WORK TO BE COMPLETED
In the listing below, count the lines that contain the string "GBPUSD", and state that number without further words.

═════ GIVEN DATA ═════

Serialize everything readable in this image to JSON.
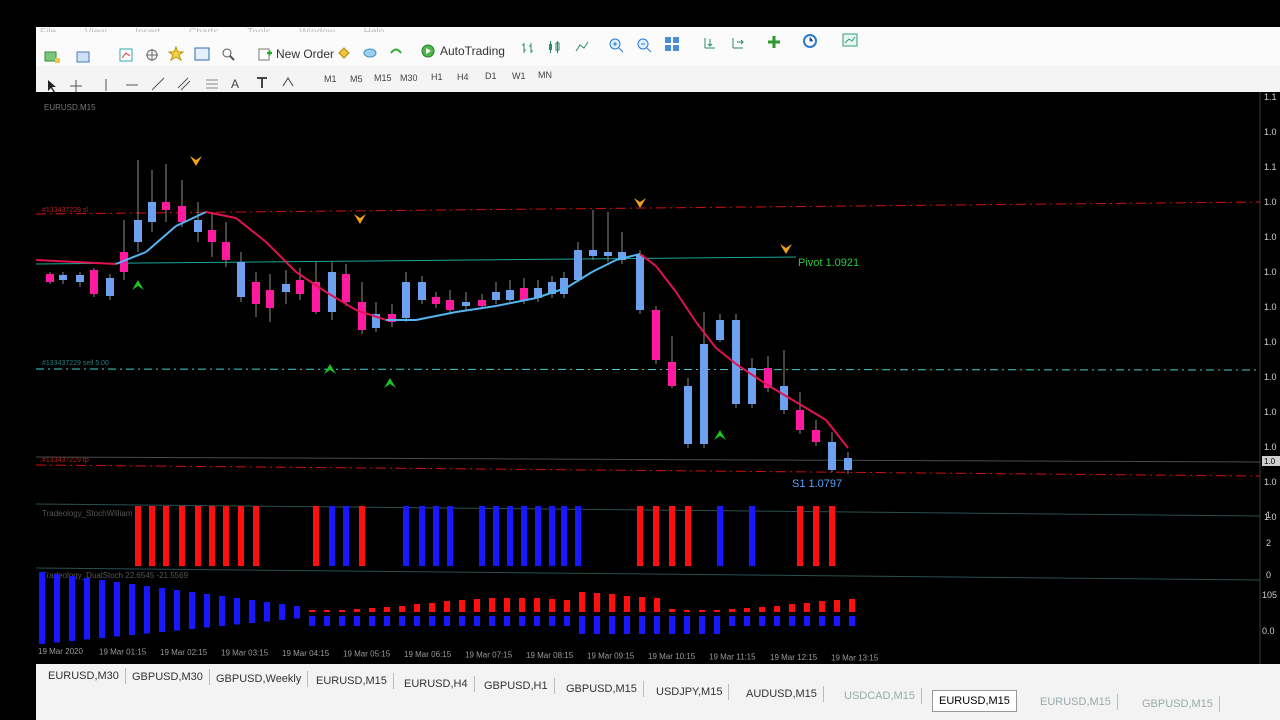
{
  "menu": [
    "File",
    "View",
    "Insert",
    "Charts",
    "Tools",
    "Window",
    "Help"
  ],
  "toolbar": {
    "new_order": "New Order",
    "auto_trading": "AutoTrading"
  },
  "timeframes": [
    "M1",
    "M5",
    "M15",
    "M30",
    "H1",
    "H4",
    "D1",
    "W1",
    "MN"
  ],
  "chart": {
    "symbol": "EURUSD,M15",
    "sl_line": "#133437229 sl",
    "sell_line": "#133437229 sell 5.00",
    "tp_line": "#133437229 tp",
    "pivot_label": "Pivot 1.0921",
    "s1_label": "S1 1.0797",
    "price_marker": "1.0"
  },
  "indicators": {
    "stoch_williams": "Tradeology_StochWilliam",
    "dual_stoch": "Tradeology_DualStoch 22.6545 -21.5569",
    "dual_stoch_ticks": [
      "105",
      "0.0"
    ]
  },
  "price_axis": [
    "1.1",
    "1.0",
    "1.1",
    "1.0",
    "1.0",
    "1.0",
    "1.0",
    "1.0",
    "1.0",
    "1.0",
    "1.0",
    "1.0",
    "1.0"
  ],
  "sub_axis": [
    "1",
    "2",
    "0"
  ],
  "time_axis": [
    "19 Mar 2020",
    "19 Mar 01:15",
    "19 Mar 02:15",
    "19 Mar 03:15",
    "19 Mar 04:15",
    "19 Mar 05:15",
    "19 Mar 06:15",
    "19 Mar 07:15",
    "19 Mar 08:15",
    "19 Mar 09:15",
    "19 Mar 10:15",
    "19 Mar 11:15",
    "19 Mar 12:15",
    "19 Mar 13:15"
  ],
  "tabs": [
    "EURUSD,M30",
    "GBPUSD,M30",
    "GBPUSD,Weekly",
    "EURUSD,M15",
    "EURUSD,H4",
    "GBPUSD,H1",
    "GBPUSD,M15",
    "USDJPY,M15",
    "AUDUSD,M15",
    "USDCAD,M15",
    "EURUSD,M15",
    "EURUSD,M15",
    "GBPUSD,M15"
  ],
  "colors": {
    "bull": "#6ea0f0",
    "bear": "#ff1aa0",
    "ma_up": "#56b4f0",
    "ma_down": "#e0134f",
    "sl": "#d01010",
    "pivot": "#18a89a",
    "sell": "#40d0d0",
    "histo_red": "#ff1010",
    "histo_blue": "#1818ff"
  }
}
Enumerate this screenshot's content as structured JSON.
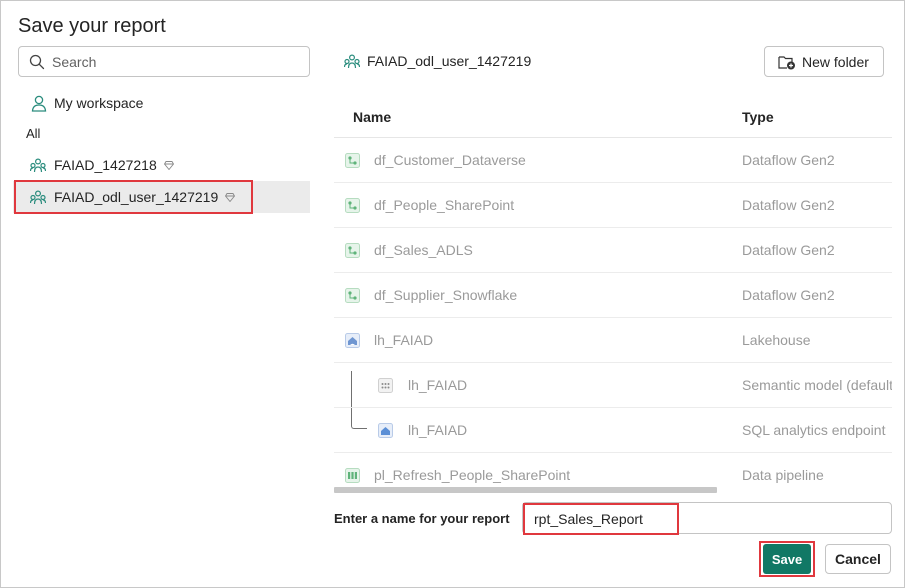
{
  "dialog": {
    "title": "Save your report"
  },
  "sidebar": {
    "search_placeholder": "Search",
    "my_workspace": "My workspace",
    "section_label": "All",
    "workspaces": [
      {
        "label": "FAIAD_1427218",
        "selected": false
      },
      {
        "label": "FAIAD_odl_user_1427219",
        "selected": true
      }
    ]
  },
  "main": {
    "breadcrumb": "FAIAD_odl_user_1427219",
    "new_folder_label": "New folder",
    "columns": {
      "name": "Name",
      "type": "Type"
    },
    "items": [
      {
        "name": "df_Customer_Dataverse",
        "type": "Dataflow Gen2",
        "icon": "dataflow-icon"
      },
      {
        "name": "df_People_SharePoint",
        "type": "Dataflow Gen2",
        "icon": "dataflow-icon"
      },
      {
        "name": "df_Sales_ADLS",
        "type": "Dataflow Gen2",
        "icon": "dataflow-icon"
      },
      {
        "name": "df_Supplier_Snowflake",
        "type": "Dataflow Gen2",
        "icon": "dataflow-icon"
      },
      {
        "name": "lh_FAIAD",
        "type": "Lakehouse",
        "icon": "lakehouse-icon"
      },
      {
        "name": "lh_FAIAD",
        "type": "Semantic model (default)",
        "icon": "semantic-model-icon",
        "child": true
      },
      {
        "name": "lh_FAIAD",
        "type": "SQL analytics endpoint",
        "icon": "sql-endpoint-icon",
        "child": true
      },
      {
        "name": "pl_Refresh_People_SharePoint",
        "type": "Data pipeline",
        "icon": "pipeline-icon"
      }
    ]
  },
  "footer": {
    "name_label": "Enter a name for your report",
    "name_value": "rpt_Sales_Report",
    "save_label": "Save",
    "cancel_label": "Cancel"
  },
  "colors": {
    "accent": "#117865",
    "highlight": "#e0383e",
    "workspace_icon": "#2a8c7d"
  }
}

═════

YOUR SOLUTION
5